Close duplicate OCB I/O function handler


int (*close_dup) ( resmgr_context_t *ctp,
                  io_close_t *msg,
                  RESMGR_OCB_T *ocb ) 


I/O function

Default handler:


Helper functions:


Client functions:

close(), fclose()



Data structure:

struct _io_close {
  uint16_t type;
  uint16_t combine_len;

typedef union {
  struct _io_close i;
} io_close_t;


This is the real function handler for the client's close() or fclose() function calls.

If you take over this function, you would almost always call iofunc_close_dup_default() in addition to the work you do. This is because the base layer keeps track of the number of open(), dup(), and close() messages issued for a particular OCB, and will then synthesize a close OCB I/O function handler outcall (see below) when the last close() message has been received for a particular OCB.

Note that the receive IDs present in ctp->rcvid may not necessarily match up with those passed to the open connect function handler. For example, when a client disconnects without sending _IO_CLOSE, the resource manager framework handles the resulting pulse and fakes an _IO_CLOSE message. Any attempt to reply directly to this message via ctp->rcvid (which should be 0), or to leave it “blocked” and reply later, will fail.

Note: If your resource manager leaves clients blocked (e.g., on read(), write(), or devctl() calls), you'll need to take over this function, so that you can keep track of which clients are blocked, and unblock them if necessary. For more information, see Unblocking if someone closes the file descriptor in the Unblocking Clients and Handling Interrupts chapter of Writing a Resource Manager.
Unlike with most other I/O function handlers, the resource manager framework runs close_dup() without locking the OCB structure (ocb). If you need to modify fields in this structure and your server process is multi-threaded, you must serialize access to the structure to avoid race conditions. For more information, see the note about locking attribute structures in “Unblocking if someone closes a file descriptor” in Writing a Resource Manager.


The status via the helper macro _RESMGR_STATUS().

Referenced by:
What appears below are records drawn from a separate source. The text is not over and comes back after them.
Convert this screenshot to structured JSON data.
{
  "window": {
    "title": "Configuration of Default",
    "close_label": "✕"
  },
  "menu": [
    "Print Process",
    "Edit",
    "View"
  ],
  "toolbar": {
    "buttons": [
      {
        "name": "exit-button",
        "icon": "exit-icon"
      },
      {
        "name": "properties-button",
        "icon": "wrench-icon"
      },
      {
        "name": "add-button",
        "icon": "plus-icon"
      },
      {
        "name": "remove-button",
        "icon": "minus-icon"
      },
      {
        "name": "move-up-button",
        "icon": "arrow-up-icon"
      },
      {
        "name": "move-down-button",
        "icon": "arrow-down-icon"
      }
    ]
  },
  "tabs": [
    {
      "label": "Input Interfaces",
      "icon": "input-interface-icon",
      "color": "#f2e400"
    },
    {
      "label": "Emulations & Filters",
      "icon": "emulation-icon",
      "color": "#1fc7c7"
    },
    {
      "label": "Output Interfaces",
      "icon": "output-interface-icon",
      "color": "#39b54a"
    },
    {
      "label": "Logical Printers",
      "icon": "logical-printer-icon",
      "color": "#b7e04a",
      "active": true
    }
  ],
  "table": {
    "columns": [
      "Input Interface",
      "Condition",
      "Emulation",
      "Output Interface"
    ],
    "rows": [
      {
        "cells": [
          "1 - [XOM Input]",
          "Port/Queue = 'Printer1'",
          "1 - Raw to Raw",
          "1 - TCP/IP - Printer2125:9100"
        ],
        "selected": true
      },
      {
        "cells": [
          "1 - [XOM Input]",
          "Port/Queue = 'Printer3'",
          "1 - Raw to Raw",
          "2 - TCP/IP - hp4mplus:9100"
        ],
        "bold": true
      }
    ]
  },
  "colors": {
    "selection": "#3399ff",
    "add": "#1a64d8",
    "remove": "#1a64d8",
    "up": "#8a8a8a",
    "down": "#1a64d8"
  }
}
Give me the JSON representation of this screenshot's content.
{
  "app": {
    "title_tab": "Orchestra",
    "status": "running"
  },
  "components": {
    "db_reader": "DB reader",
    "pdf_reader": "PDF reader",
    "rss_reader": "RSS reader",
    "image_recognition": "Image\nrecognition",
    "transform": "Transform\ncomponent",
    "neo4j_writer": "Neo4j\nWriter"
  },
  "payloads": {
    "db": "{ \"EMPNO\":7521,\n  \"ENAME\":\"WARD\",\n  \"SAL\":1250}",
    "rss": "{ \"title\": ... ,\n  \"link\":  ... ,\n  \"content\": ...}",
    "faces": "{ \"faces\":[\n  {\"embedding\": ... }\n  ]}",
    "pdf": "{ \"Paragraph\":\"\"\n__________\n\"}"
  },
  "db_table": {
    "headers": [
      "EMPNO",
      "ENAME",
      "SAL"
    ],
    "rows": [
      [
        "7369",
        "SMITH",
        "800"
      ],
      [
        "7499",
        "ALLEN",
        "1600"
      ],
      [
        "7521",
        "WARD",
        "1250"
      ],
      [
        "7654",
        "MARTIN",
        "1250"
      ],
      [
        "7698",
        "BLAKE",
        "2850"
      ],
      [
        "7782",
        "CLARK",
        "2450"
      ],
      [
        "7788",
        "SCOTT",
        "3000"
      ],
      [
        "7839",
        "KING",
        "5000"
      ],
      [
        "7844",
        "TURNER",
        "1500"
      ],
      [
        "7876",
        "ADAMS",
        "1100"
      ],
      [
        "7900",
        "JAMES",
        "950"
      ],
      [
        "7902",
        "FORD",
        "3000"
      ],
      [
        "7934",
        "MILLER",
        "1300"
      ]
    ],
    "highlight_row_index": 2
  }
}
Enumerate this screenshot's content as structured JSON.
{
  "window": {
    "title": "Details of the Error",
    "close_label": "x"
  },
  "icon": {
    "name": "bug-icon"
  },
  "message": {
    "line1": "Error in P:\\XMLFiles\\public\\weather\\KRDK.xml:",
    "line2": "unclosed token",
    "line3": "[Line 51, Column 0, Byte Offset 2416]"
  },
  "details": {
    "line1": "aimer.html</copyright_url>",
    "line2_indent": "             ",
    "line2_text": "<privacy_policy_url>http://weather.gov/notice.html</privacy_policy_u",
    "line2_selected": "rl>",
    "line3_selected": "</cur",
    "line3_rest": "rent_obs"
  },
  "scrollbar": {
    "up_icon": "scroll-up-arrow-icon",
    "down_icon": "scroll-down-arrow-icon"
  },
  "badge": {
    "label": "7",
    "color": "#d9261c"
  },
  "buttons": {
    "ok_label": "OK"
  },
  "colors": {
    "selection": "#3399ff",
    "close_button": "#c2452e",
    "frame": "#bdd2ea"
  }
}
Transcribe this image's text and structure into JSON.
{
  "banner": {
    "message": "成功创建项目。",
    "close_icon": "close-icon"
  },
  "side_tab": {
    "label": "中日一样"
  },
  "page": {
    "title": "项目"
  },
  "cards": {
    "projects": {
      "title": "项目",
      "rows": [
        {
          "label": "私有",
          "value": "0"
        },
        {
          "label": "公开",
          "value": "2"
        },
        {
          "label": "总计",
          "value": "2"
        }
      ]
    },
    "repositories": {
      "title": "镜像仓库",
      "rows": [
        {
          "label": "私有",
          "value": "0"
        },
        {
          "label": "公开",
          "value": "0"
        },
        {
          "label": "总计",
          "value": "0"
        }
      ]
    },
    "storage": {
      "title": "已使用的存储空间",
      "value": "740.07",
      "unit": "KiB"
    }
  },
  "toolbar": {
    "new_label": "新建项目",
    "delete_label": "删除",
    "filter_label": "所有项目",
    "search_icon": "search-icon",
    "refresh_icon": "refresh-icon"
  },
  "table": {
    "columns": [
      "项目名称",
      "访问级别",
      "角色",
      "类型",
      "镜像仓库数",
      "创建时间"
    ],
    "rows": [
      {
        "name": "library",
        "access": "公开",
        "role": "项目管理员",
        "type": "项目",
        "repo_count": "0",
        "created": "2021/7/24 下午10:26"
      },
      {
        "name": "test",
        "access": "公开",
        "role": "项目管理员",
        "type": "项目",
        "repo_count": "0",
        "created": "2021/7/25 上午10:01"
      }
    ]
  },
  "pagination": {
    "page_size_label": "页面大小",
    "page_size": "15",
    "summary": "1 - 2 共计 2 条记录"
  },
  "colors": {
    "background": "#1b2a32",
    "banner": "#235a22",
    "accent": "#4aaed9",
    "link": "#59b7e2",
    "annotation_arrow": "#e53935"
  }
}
resmgr_io_funcs_t I/O table

Permission checking:

The default implementation iofunc_close_dup_default() calls the helper function iofunc_close_dup(), which does not do any permission checking.